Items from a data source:
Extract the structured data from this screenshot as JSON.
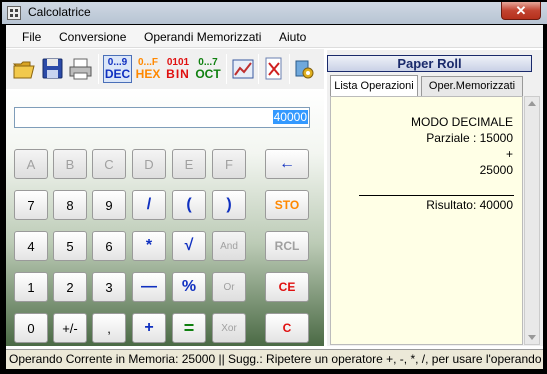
{
  "window": {
    "title": "Calcolatrice",
    "close_glyph": "✕"
  },
  "menu": [
    "File",
    "Conversione",
    "Operandi Memorizzati",
    "Aiuto"
  ],
  "toolbar": {
    "dec": {
      "top": "0...9",
      "bottom": "DEC"
    },
    "hex": {
      "top": "0...F",
      "bottom": "HEX"
    },
    "bin": {
      "top": "0101",
      "bottom": "BIN"
    },
    "oct": {
      "top": "0...7",
      "bottom": "OCT"
    },
    "icons": [
      "open-folder-icon",
      "save-disk-icon",
      "printer-icon",
      "chart-icon",
      "clear-sheet-icon",
      "settings-icon"
    ]
  },
  "display": {
    "value": "40000"
  },
  "keys": {
    "A": "A",
    "B": "B",
    "C": "C",
    "D": "D",
    "E": "E",
    "F": "F",
    "n7": "7",
    "n8": "8",
    "n9": "9",
    "n4": "4",
    "n5": "5",
    "n6": "6",
    "n1": "1",
    "n2": "2",
    "n3": "3",
    "n0": "0",
    "div": "/",
    "lpar": "(",
    "rpar": ")",
    "mul": "*",
    "sqrt": "√",
    "and": "And",
    "minus": "—",
    "perc": "%",
    "or": "Or",
    "plus": "+",
    "eq": "=",
    "xor": "Xor",
    "sign": "+/-",
    "comma": ",",
    "sto": "STO",
    "rcl": "RCL",
    "ce": "CE",
    "c": "C",
    "back": "←"
  },
  "paper": {
    "header": "Paper Roll",
    "tabs": [
      "Lista Operazioni",
      "Oper.Memorizzati"
    ],
    "lines": [
      "MODO DECIMALE",
      "Parziale : 15000",
      "+",
      "25000",
      "Risultato: 40000"
    ]
  },
  "status": "Operando Corrente in Memoria: 25000 || Sugg.: Ripetere un operatore +, -, *, /, per usare l'operando in memoria",
  "colors": {
    "accent_blue": "#1030c0",
    "green": "#108010",
    "orange": "#ff8800",
    "red": "#e01010",
    "paper": "#ffffe6"
  }
}
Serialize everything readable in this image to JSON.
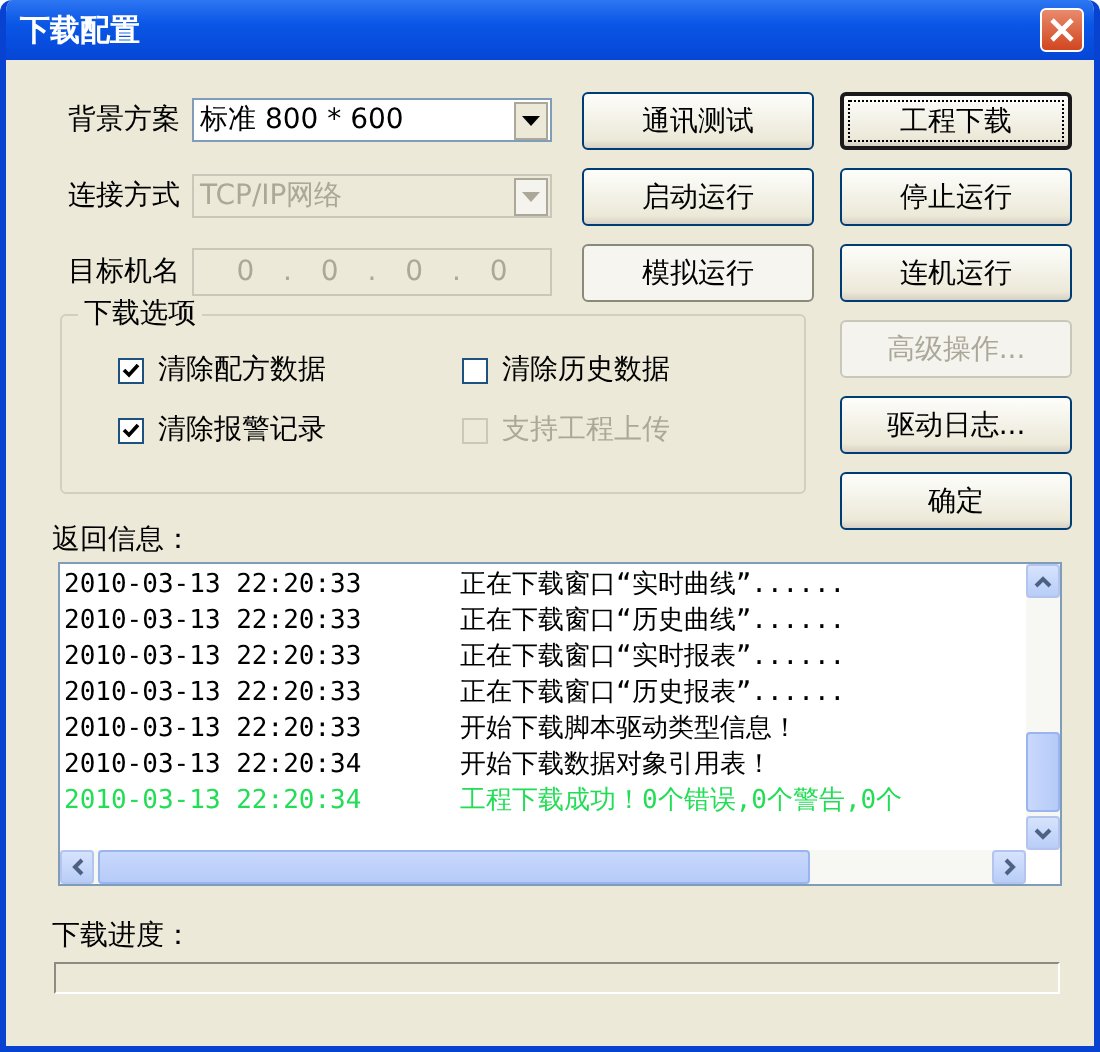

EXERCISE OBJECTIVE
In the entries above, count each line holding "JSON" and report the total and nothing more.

RESPONSE FOR THIS EXERCISE
2